You can eventually use these CSS and HTML skeletons (http://html5up.net/) to do something neat, but I don't think someone will judge you because you used bootstrap.
And you, what's yours ?
There's the possibility that this project could be especially handy if it were turned in to a generator.
We are the community, it's ours to think of a way to make a better yeoman ecosystem.
They have a catalog and as soon as you have choosen what you wanted inside, it keep things updated, clean dependencies, etc.
The thing is, you still have to do the choices yourself.
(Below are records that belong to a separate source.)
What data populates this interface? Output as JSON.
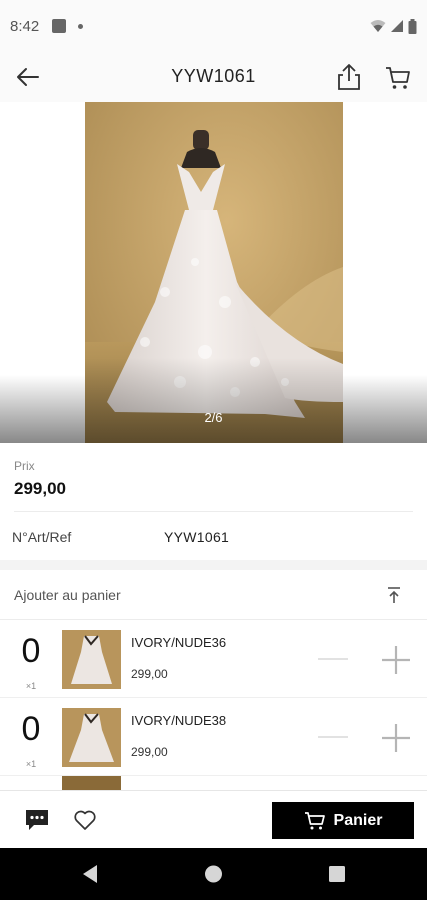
{
  "status_bar": {
    "time": "8:42"
  },
  "header": {
    "title": "YYW1061"
  },
  "gallery": {
    "counter": "2/6"
  },
  "product": {
    "price_label": "Prix",
    "price": "299,00",
    "ref_label": "N°Art/Ref",
    "ref_value": "YYW1061"
  },
  "cart_section": {
    "title": "Ajouter au panier",
    "variants": [
      {
        "qty": "0",
        "step": "×1",
        "name": "IVORY/NUDE36",
        "price": "299,00"
      },
      {
        "qty": "0",
        "step": "×1",
        "name": "IVORY/NUDE38",
        "price": "299,00"
      }
    ]
  },
  "action_bar": {
    "cart_button": "Panier"
  },
  "colors": {
    "accent": "#000000",
    "wall": "#c8a66c",
    "dress": "#efe9e6"
  }
}
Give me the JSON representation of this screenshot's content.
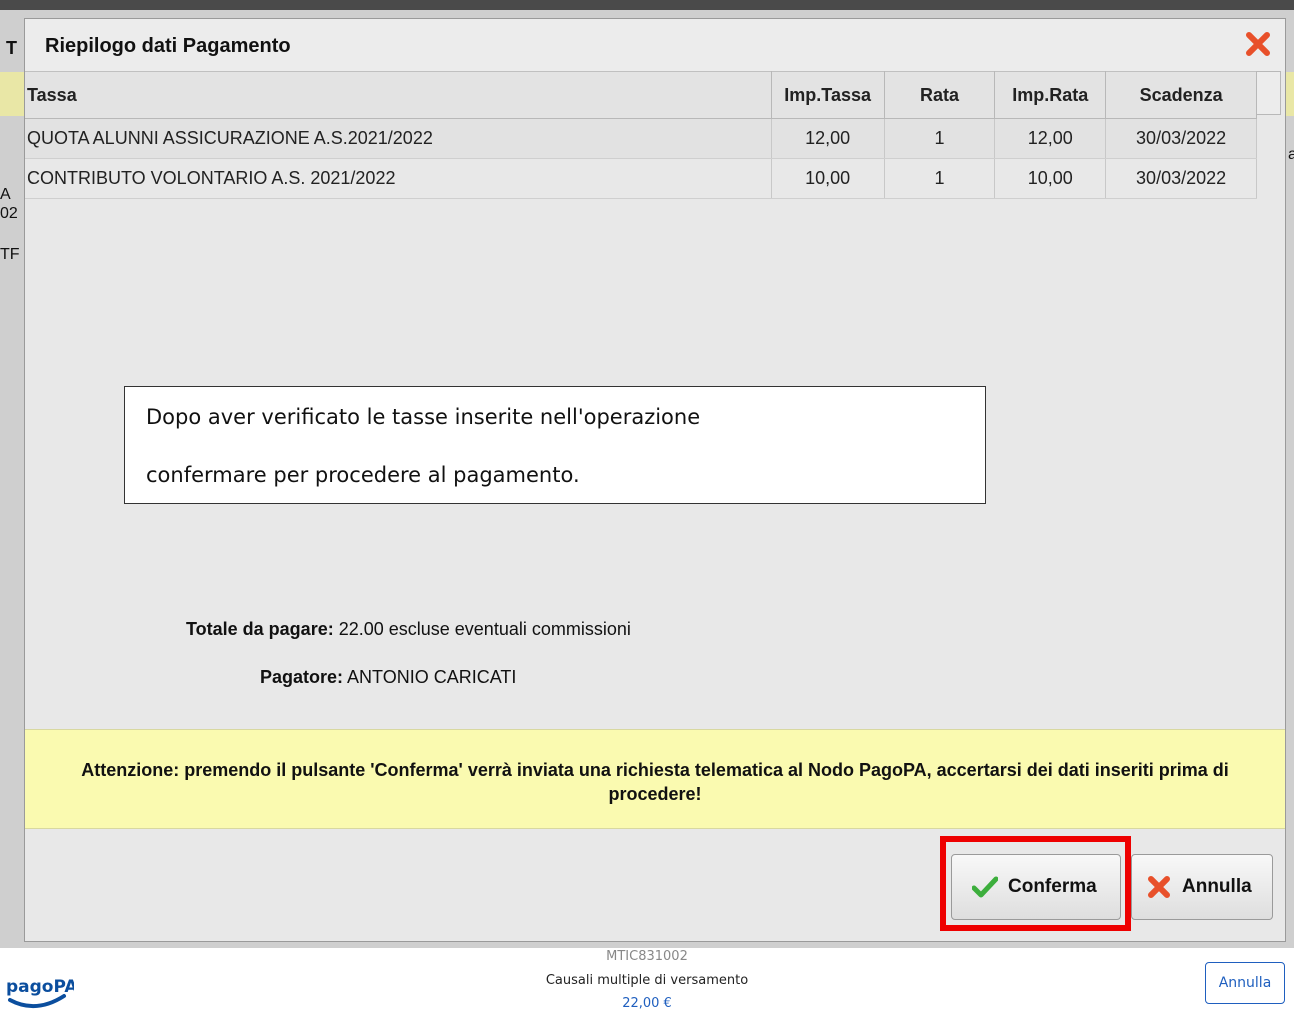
{
  "background": {
    "fragments": [
      "T",
      "A",
      "02",
      "TF",
      "a",
      "’",
      "’"
    ]
  },
  "modal": {
    "title": "Riepilogo dati Pagamento",
    "table": {
      "headers": [
        "Tassa",
        "Imp.Tassa",
        "Rata",
        "Imp.Rata",
        "Scadenza"
      ],
      "rows": [
        [
          "QUOTA ALUNNI ASSICURAZIONE A.S.2021/2022",
          "12,00",
          "1",
          "12,00",
          "30/03/2022"
        ],
        [
          "CONTRIBUTO VOLONTARIO A.S. 2021/2022",
          "10,00",
          "1",
          "10,00",
          "30/03/2022"
        ]
      ]
    },
    "note": {
      "line1": "Dopo aver verificato le tasse inserite nell'operazione",
      "line2": "confermare per procedere  al pagamento."
    },
    "summary": {
      "total_label": "Totale da pagare:",
      "total_value": " 22.00 escluse eventuali commissioni",
      "payer_label": "Pagatore:",
      "payer_value": " ANTONIO CARICATI"
    },
    "warning": "Attenzione: premendo il pulsante 'Conferma' verrà inviata una richiesta telematica al Nodo PagoPA, accertarsi dei dati inseriti prima di procedere!",
    "buttons": {
      "confirm_label": "Conferma",
      "cancel_label": "Annulla"
    },
    "colors": {
      "warning_bg": "#fafab0",
      "highlight": "#ee0000",
      "confirm_check": "#3cae3c",
      "close_x": "#e8502a"
    }
  },
  "footer": {
    "logo_text": "pagoPA",
    "code": "MTIC831002",
    "description": "Causali multiple di versamento",
    "amount": "22,00 €",
    "cancel_label": "Annulla",
    "accent": "#1f5fbf"
  }
}
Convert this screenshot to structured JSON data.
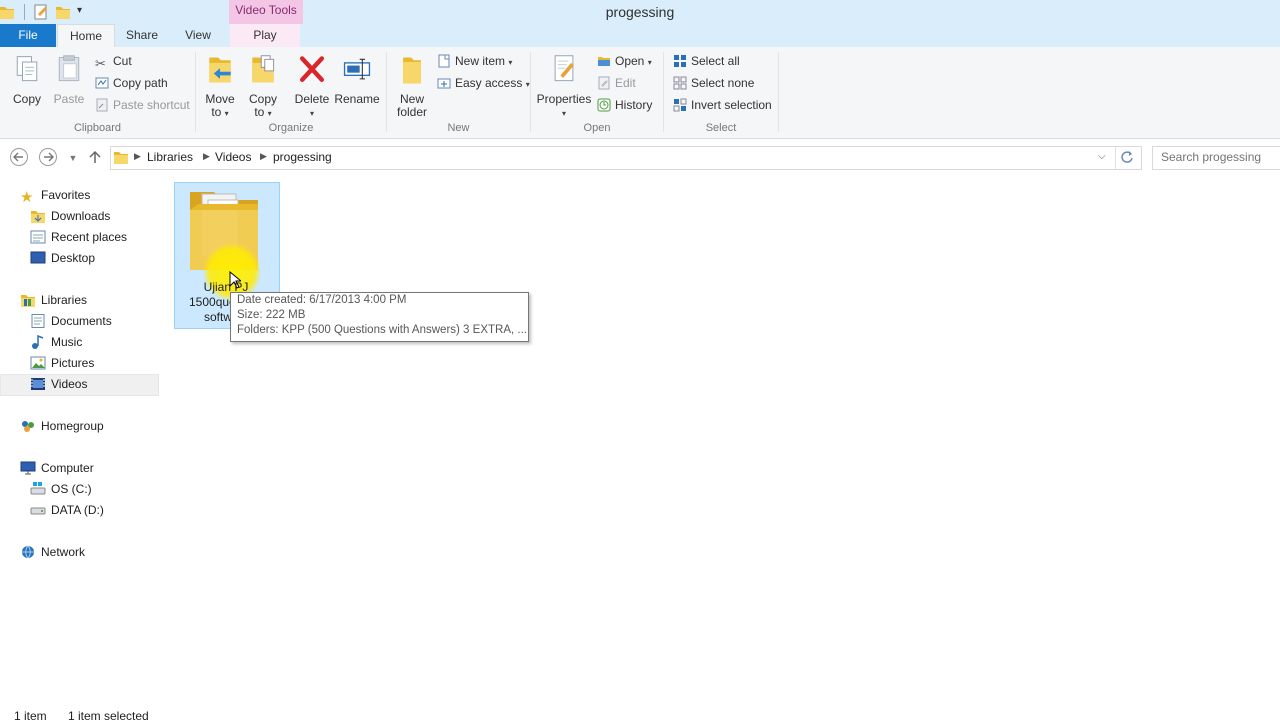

So, as a newbie, you quickly find the profusion of packages overwhelming.
So, assuming you want to make Hackathon Starter and you know how to do it you could:
1. Use this Generator: https://github.com/lukelarsen/generator-node-express that will boilerplate + scaffold your backend
2. change the rendering engine in server.js to Jade
3. Install front-end componnents: (do `bower install <component>`
4. Then you'll write these nices views because that can't be generated. That's where the value of this project is.
5. This yeooman generator doesn't provide passport (auth system for Node) so you'll have to write it too. Maybe i didn't pick the best generator, sorry for that. Again, the project has lot of value with the working Passport system.
6. Glue things together with Js and CSS in the front-end, because that can't be generated neither.
There is work in this project, and yeoman is not the silver bullet. Just another tool to make things faster.
Exponential.io is Tooling as a Service. Basically, it creates 3 things really well via automation:
2. Angular app (and connects to the API)
3. Express app (optional. used for SEO)
There are a number of templates to get you started and once you get over the initial learning curve lineman fades into the background while you iterate on your app.
For a comparison with Yeoman see: http://www.linemanjs.com/#lineman-vs-yeoman
> Both mongoose and bcrypt libraries (and could be a few others) require gcc build tools in order for those packages to be installed. On Ubuntu you would do sudo apt-get install build-essential. On Mac you would need to install Xcode to get the command line tools, and on Windows you would need Visual Studio.
The best (visual) example I could find is on this page: http://railsapps.github.io/xcode-command-line-tools.html (scroll down a bit).
Has all major oauth integrations and a fantastic user system... I have also heard that it was used a bunch at node knockout recently. Definitely worth checking out-
* http://www.johnhenryrails.com 
Full disclosure: I'm the author of the 
My focus is on clean structure, completeness of tools and documentation (mostly inline) so you not only get a node/express/jade/everyauth/mongodb app but also can learn what's going on and how it all works together.
SPA app on top coming up ...
By all accounts, Passport is by far the more popular authentication package (95,000 downloads from npm in the last month vs. 2,100 for everyauth). Furthermore, maintenance of everyauth seems to have come to a halt, leaving outstanding bugs and issues unaddressed. In contrast, Passport has 100% test coverage, and has an API that's been proven stable over ~2 years.
I guess when I decided everyauth over passport about 4 months ago (there was an actual decision process IIRC) it seemed like everauth was more mature, I found more examples and other repos explaining how I could bend it to my needs.
Recently I've come across passport quite often and it appears to be the gold standard nowadays... So yes it's going in at some point in time (this is a minor side project only).
I will happily merge a pull request if you care to go for it - I currently only support facebook and twitter and was working on local user/pass up until an hour ago ... ;)
I've pretty much abandoned express-foundation since I haven't been to a hackathon in a while. This repo pretty much seals its fate.
The biggest advantage you'll get out of this system is that it's simple, and you know it in and out because you built it. With all of the other tools that do the same thing, you run into the same problem: you don't have time to learn a new tool at the hackathon. By the time you've figured out Yeoman (which looks really cool), you only have a few hours to implement your app's actual functionality.
Since it takes up valuable time to show off "auxiliary" pages like account setup, I think it's okay to just skip 'em. Most people won't mind, as it's well understood that hackathon projects are not ready for prime-time.
Awesome, this is what I wanted to make. We should make this config driven. say what Oauth/logins to be enabled, etc.
Any one starting a new project should use this this config and be able to get desired features up and running in minutes.